• _Assignment_
Every line of the entries below that mentions "avatar" is to be copied out.

Records from a data source
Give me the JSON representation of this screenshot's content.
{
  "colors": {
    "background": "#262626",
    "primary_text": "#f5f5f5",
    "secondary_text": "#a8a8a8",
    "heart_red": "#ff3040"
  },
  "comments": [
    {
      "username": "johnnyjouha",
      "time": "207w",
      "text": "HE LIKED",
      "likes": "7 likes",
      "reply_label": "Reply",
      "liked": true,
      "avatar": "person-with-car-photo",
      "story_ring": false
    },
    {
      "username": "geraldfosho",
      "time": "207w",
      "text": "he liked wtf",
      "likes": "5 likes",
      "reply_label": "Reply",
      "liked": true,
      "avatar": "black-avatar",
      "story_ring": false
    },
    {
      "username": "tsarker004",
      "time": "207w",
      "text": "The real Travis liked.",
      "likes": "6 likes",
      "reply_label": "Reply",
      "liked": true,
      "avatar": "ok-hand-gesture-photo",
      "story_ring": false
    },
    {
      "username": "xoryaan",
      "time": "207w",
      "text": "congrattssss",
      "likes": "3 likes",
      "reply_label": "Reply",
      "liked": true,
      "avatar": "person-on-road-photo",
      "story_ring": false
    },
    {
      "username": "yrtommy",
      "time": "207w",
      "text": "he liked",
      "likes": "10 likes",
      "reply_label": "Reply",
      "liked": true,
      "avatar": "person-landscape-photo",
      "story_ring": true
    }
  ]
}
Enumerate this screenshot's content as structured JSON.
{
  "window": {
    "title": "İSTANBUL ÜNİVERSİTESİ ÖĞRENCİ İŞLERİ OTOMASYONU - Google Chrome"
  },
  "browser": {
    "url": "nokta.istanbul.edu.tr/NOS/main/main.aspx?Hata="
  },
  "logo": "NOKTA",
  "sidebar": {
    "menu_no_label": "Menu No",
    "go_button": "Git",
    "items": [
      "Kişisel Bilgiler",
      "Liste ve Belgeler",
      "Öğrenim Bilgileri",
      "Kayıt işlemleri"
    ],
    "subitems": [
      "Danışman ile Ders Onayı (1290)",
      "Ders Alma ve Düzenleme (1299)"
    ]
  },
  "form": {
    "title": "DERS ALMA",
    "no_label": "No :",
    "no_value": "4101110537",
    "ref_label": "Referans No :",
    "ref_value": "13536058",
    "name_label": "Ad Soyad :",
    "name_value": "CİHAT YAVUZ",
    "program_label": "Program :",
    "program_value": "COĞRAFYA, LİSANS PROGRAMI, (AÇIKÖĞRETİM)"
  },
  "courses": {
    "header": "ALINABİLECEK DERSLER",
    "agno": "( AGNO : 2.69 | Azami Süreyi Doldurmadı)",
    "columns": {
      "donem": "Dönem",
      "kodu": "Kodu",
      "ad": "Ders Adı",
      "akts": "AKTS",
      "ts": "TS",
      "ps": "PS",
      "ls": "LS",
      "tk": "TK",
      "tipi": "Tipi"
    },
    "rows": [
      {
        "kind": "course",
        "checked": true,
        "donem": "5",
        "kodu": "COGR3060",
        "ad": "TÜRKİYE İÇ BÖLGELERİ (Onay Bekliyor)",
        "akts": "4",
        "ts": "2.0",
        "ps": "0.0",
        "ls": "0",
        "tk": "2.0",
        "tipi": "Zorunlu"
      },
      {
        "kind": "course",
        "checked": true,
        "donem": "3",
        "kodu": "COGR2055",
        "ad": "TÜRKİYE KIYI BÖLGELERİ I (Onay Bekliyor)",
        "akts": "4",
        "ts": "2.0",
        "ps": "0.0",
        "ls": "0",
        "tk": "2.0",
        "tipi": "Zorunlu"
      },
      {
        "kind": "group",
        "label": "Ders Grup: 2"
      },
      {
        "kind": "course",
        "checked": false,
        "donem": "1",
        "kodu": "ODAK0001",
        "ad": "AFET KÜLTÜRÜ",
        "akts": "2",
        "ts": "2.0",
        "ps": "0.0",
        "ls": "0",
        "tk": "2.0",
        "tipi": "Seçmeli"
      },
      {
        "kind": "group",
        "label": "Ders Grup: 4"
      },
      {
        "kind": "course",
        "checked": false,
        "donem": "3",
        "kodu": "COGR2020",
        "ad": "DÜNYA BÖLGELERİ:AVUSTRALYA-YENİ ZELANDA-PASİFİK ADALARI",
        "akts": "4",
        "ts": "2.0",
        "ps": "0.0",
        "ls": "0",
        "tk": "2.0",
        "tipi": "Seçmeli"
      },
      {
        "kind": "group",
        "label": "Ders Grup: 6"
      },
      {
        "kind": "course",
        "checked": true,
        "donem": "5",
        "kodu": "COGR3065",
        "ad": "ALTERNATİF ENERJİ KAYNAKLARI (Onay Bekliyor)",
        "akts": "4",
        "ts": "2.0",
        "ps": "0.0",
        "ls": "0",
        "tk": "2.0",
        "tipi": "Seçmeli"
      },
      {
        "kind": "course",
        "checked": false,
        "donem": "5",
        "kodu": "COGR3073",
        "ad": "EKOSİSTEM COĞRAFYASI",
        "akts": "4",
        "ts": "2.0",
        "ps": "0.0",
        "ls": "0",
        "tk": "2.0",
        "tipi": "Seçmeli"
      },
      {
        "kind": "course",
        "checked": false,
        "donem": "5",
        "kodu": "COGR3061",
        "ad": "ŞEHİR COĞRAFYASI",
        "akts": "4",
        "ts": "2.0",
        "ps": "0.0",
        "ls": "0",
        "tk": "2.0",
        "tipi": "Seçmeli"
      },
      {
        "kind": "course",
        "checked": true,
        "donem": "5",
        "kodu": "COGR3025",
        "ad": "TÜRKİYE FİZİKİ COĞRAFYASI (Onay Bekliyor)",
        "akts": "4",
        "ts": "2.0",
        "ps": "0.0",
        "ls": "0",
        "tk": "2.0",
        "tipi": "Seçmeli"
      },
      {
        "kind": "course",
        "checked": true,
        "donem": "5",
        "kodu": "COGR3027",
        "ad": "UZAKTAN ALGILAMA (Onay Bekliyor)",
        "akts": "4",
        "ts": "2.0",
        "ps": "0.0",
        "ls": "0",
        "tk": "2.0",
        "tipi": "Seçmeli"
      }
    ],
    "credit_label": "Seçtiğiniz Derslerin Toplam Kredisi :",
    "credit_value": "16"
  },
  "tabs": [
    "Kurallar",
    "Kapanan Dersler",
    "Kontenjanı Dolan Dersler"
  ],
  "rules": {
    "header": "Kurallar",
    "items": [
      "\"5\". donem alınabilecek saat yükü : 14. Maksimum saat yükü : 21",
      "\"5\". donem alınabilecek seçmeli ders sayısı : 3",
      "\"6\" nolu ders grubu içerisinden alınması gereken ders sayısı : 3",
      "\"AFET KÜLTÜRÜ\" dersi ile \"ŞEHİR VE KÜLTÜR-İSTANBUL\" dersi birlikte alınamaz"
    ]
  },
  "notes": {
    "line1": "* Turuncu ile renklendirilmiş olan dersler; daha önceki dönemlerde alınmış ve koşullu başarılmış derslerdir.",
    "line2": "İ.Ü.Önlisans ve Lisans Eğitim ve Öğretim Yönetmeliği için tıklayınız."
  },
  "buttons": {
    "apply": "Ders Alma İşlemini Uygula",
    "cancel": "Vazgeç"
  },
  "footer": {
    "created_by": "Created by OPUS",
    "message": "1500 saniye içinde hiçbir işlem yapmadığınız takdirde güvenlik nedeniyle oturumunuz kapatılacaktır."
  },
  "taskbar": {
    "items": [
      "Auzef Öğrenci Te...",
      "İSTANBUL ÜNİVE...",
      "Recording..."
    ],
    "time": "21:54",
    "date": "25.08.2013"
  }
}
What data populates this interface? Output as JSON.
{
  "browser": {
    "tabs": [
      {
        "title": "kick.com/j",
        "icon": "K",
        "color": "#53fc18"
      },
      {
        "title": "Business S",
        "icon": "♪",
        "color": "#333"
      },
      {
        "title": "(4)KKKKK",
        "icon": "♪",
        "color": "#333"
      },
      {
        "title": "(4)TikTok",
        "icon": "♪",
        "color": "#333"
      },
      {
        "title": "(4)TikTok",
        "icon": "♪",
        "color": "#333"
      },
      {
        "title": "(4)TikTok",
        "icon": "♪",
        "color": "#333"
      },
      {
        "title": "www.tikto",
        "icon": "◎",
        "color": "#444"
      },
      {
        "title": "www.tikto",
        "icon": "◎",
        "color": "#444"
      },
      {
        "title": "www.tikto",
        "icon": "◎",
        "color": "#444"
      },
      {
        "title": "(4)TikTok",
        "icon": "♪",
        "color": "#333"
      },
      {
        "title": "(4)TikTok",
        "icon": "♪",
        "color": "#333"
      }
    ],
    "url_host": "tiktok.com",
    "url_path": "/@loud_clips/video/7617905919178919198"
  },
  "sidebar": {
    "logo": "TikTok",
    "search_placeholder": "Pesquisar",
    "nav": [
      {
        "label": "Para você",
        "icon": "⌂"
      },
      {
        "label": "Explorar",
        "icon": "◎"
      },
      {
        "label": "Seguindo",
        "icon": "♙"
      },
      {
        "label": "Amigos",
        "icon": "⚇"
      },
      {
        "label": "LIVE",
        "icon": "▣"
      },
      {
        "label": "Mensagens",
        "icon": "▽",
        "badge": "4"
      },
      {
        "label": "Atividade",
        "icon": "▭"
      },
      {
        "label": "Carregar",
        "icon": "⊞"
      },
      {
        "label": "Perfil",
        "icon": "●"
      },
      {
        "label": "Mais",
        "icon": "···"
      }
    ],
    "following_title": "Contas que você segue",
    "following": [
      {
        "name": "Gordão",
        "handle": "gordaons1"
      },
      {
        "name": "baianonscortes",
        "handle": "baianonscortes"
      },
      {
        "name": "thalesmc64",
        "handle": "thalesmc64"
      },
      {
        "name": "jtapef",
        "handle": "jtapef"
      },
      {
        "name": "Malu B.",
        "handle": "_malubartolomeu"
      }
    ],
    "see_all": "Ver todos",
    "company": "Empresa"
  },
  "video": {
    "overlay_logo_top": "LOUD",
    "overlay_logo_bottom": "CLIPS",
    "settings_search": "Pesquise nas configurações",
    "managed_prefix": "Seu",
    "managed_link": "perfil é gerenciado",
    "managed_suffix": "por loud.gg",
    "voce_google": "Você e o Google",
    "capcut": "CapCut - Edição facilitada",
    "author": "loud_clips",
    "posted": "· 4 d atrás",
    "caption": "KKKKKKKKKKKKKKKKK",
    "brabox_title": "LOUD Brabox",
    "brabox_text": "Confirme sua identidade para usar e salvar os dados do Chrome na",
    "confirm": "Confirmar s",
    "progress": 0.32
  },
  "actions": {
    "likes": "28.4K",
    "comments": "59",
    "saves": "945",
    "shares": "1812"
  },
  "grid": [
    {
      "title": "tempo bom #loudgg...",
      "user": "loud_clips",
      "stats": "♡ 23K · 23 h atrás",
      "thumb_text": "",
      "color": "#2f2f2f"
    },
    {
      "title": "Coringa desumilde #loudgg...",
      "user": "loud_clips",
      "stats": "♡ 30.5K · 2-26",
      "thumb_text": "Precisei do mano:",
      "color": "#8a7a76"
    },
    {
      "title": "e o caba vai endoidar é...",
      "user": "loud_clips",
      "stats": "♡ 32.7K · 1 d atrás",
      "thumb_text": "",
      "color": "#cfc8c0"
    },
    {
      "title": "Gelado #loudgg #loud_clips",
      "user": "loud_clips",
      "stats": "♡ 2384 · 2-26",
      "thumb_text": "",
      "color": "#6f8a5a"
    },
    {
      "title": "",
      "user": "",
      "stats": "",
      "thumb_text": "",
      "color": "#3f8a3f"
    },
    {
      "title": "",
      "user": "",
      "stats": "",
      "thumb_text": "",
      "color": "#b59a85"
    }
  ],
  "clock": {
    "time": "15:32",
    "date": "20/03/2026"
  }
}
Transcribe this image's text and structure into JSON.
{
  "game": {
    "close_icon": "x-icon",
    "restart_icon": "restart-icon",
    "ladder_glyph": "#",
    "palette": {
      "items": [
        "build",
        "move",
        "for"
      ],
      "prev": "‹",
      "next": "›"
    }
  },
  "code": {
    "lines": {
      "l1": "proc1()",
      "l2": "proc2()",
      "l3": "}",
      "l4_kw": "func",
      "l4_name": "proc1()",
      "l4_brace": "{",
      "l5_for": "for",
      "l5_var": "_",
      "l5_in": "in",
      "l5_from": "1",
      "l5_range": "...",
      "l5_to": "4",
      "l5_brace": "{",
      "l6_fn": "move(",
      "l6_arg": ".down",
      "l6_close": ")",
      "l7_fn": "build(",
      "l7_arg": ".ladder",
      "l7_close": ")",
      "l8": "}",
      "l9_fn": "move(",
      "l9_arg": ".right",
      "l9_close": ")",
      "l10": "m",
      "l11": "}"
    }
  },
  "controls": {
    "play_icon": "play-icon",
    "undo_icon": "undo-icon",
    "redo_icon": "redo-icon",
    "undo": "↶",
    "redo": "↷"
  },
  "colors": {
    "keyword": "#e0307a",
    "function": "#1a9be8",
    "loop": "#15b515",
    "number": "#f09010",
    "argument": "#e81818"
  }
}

• _Written answer_
      "avatar": "person-with-car-photo",
      "avatar": "black-avatar",
      "avatar": "ok-hand-gesture-photo",
      "avatar": "person-on-road-photo",
      "avatar": "person-landscape-photo",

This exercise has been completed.